Scientists now know that wetlands are critical to the global water cycle. They are the kidneys of our national water system, cleaning out sediment and water pollution. They are home to numerous plant and animal species, supporting our nation’s biodiversity. They are also able to store vast amounts of water and are thus an important tool to protect America’s cities and towns from flooding.
As a result of global warming, young Americans today are growing up in a different climate than their parents and grandparents experienced. It is warmer than it used to be. Storms pack more of a punch. Rising seas increasingly flood low-lying land. Large wildfires have grown bigger, more frequent and more expensive to control. People are noticing changes in their own backyards, no matter where they live. Pollution from burning coal, oil and gas is the primary cause of global warming. Without urgent action to reduce global warming pollution, children born today will grow up in a more dangerous world. We can protect our children from the most harmful impacts of global warming by reducing carbon pollution and shifting to cleaner sources of energy. The United States has a critical window of opportunity to lead the world in this effort.
The use of solar power is expanding rapidly across the United States. By the end of 2014, the United States had 20,500 megawatts (MW) of cumulative solar electric capacity, enough to power four million average U.S. homes. This success is the outcome of federal, state and local programs that are working in concert to make solar power accessible to more Americans, thereby cleaning our air, protecting our health, and hedging against volatile electricity prices.

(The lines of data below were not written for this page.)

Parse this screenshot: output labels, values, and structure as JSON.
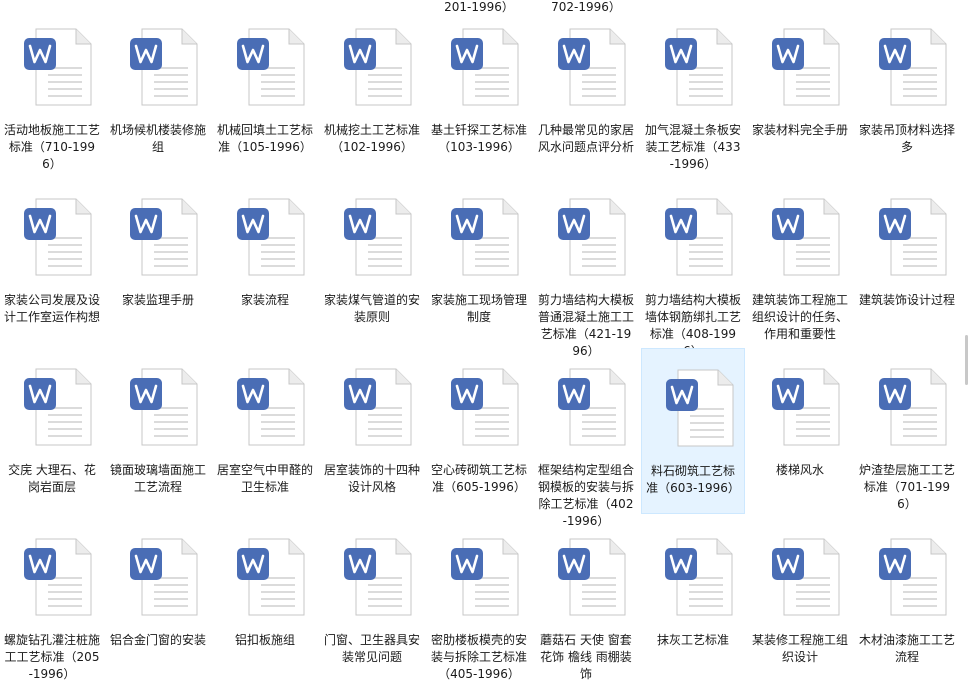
{
  "top_fragments": [
    "201-1996）",
    "702-1996）"
  ],
  "colors": {
    "word_badge": "#4a6db5",
    "page": "#ffffff",
    "lines": "#c9c9c9",
    "selected_bg": "#e5f3ff"
  },
  "icon": "word-document-icon",
  "files": [
    [
      "活动地板施工工艺标准（710-1996）",
      "机场候机楼装修施组",
      "机械回填土工艺标准（105-1996）",
      "机械挖土工艺标准（102-1996）",
      "基土钎探工艺标准（103-1996）",
      "几种最常见的家居风水问题点评分析",
      "加气混凝土条板安装工艺标准（433-1996）",
      "家装材料完全手册",
      "家装吊顶材料选择多"
    ],
    [
      "家装公司发展及设计工作室运作构想",
      "家装监理手册",
      "家装流程",
      "家装煤气管道的安装原则",
      "家装施工现场管理制度",
      "剪力墙结构大模板普通混凝土施工工艺标准（421-1996）",
      "剪力墙结构大模板墙体钢筋绑扎工艺标准（408-1996）",
      "建筑装饰工程施工组织设计的任务、作用和重要性",
      "建筑装饰设计过程"
    ],
    [
      "交庑 大理石、花岗岩面层",
      "镜面玻璃墙面施工工艺流程",
      "居室空气中甲醛的卫生标准",
      "居室装饰的十四种设计风格",
      "空心砖砌筑工艺标准（605-1996）",
      "框架结构定型组合钢模板的安装与拆除工艺标准（402-1996）",
      "料石砌筑工艺标准（603-1996）",
      "楼梯风水",
      "炉渣垫层施工工艺标准（701-1996）"
    ],
    [
      "螺旋钻孔灌注桩施工工艺标准（205-1996）",
      "铝合金门窗的安装",
      "铝扣板施组",
      "门窗、卫生器具安装常见问题",
      "密肋楼板模壳的安装与拆除工艺标准（405-1996）",
      "蘑菇石 天使 窗套 花饰 檐线 雨棚装饰",
      "抹灰工艺标准",
      "某装修工程施工组织设计",
      "木材油漆施工工艺流程"
    ]
  ],
  "selected": {
    "row": 2,
    "col": 6
  }
}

America’s major cities have played key roles in the clean energy revolution and stand to reap significant benefits from solar energy adoption. As population centers, they are home to the largest electricity markets and can have an important influence on the way we power our grid. Many cities are already benefitting from smart policies that encourage investment in solar energy.
As of the end of 2014, 20 cities – representing just 0.1 percent of U.S. land area – account for 6.5 percent of solar photovoltaic (PV) capacity in the United States. The 65 cities in this report have installed 1.3 gigawatts (GW) of solar PV capacity – more solar PV than was installed in the entire country at the end of 2009.